    Free enterprise worked in this case because Roosevelt had the foresight to create a committee made up of different parts of the business world including reps from corporations, labor and consumer groups to lead the transformation of the factories. Roosevelt knew that left to its own accord, business would try to run rough shod over labor and consumers. A fight between unions and business would not help win the war. Therefore, bring them all to the table and let them all have a say. Industries that didn’t have to deal with too many labor issues could concentrate on output.

    Roosevelt also pushed business to allow black people and women into the workforce, knowing that if the prejudices by some industries persisted, they would not be able to meet the demands of the allied forces.

    Knudsen deserves a lot of credit for leading industry into massive war production, but he was hand picked by Roosevelt for the job.
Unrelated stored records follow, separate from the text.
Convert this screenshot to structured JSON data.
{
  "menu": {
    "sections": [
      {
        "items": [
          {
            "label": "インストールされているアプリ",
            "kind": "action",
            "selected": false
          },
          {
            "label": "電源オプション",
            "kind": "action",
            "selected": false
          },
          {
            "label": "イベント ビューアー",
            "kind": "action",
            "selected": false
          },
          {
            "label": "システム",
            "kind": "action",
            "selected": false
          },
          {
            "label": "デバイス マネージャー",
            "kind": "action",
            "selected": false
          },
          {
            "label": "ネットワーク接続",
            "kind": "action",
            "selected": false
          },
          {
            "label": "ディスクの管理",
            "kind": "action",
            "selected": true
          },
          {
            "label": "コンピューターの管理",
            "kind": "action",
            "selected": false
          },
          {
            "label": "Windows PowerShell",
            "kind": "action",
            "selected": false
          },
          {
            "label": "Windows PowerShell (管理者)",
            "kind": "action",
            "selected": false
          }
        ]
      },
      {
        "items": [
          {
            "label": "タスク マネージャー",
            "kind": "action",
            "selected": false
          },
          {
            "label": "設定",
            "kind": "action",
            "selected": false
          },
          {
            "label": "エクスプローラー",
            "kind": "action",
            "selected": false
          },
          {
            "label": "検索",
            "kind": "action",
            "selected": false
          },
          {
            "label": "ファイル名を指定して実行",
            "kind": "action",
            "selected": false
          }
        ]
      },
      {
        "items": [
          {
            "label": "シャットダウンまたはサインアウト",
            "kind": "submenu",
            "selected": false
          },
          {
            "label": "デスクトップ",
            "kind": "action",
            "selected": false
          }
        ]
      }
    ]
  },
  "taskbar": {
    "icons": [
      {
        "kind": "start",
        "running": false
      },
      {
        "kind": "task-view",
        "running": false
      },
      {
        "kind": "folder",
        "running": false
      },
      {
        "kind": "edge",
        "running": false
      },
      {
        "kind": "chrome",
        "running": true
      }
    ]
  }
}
Government’s role in getting business prepped for production should not be discounted.

    Also, it was Roosevelt who took the political risk to push for rationing in the US so industry could have the materials it needed.